═══ Information ═══

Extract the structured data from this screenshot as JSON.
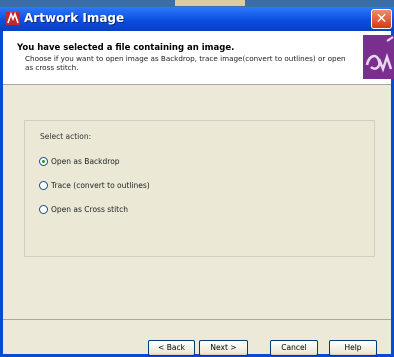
{
  "window": {
    "title": "Artwork Image"
  },
  "header": {
    "title": "You have selected a file containing an image.",
    "description": "Choose if you want to open image as Backdrop, trace image(convert to outlines) or open as cross stitch."
  },
  "options": {
    "label": "Select action:",
    "items": [
      {
        "label": "Open as Backdrop",
        "checked": true
      },
      {
        "label": "Trace (convert to outlines)",
        "checked": false
      },
      {
        "label": "Open as Cross stitch",
        "checked": false
      }
    ]
  },
  "buttons": {
    "back": "< Back",
    "next": "Next >",
    "cancel": "Cancel",
    "help": "Help"
  },
  "colors": {
    "titlebar": "#0a4fe0",
    "radio_selected": "#21a121",
    "logo_purple": "#7a2f8e"
  }
}
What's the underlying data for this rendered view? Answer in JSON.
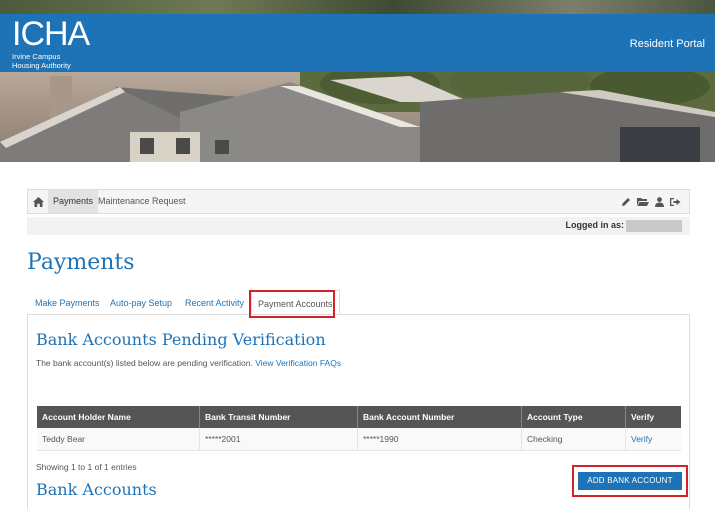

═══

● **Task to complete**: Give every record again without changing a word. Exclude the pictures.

● **Expected answer**:
Extract the structured data from this screenshot as JSON.
{
  "window": {
    "title": "Artwork Image"
  },
  "header": {
    "title": "You have selected a file containing an image.",
    "description": "Choose if you want to open image as Backdrop, trace image(convert to outlines) or open as cross stitch."
  },
  "options": {
    "label": "Select action:",
    "items": [
      {
        "label": "Open as Backdrop",
        "checked": true
      },
      {
        "label": "Trace (convert to outlines)",
        "checked": false
      },
      {
        "label": "Open as Cross stitch",
        "checked": false
      }
    ]
  },
  "buttons": {
    "back": "< Back",
    "next": "Next >",
    "cancel": "Cancel",
    "help": "Help"
  },
  "colors": {
    "titlebar": "#0a4fe0",
    "radio_selected": "#21a121",
    "logo_purple": "#7a2f8e"
  }
}
What's the underlying data for this rendered view? Answer in JSON.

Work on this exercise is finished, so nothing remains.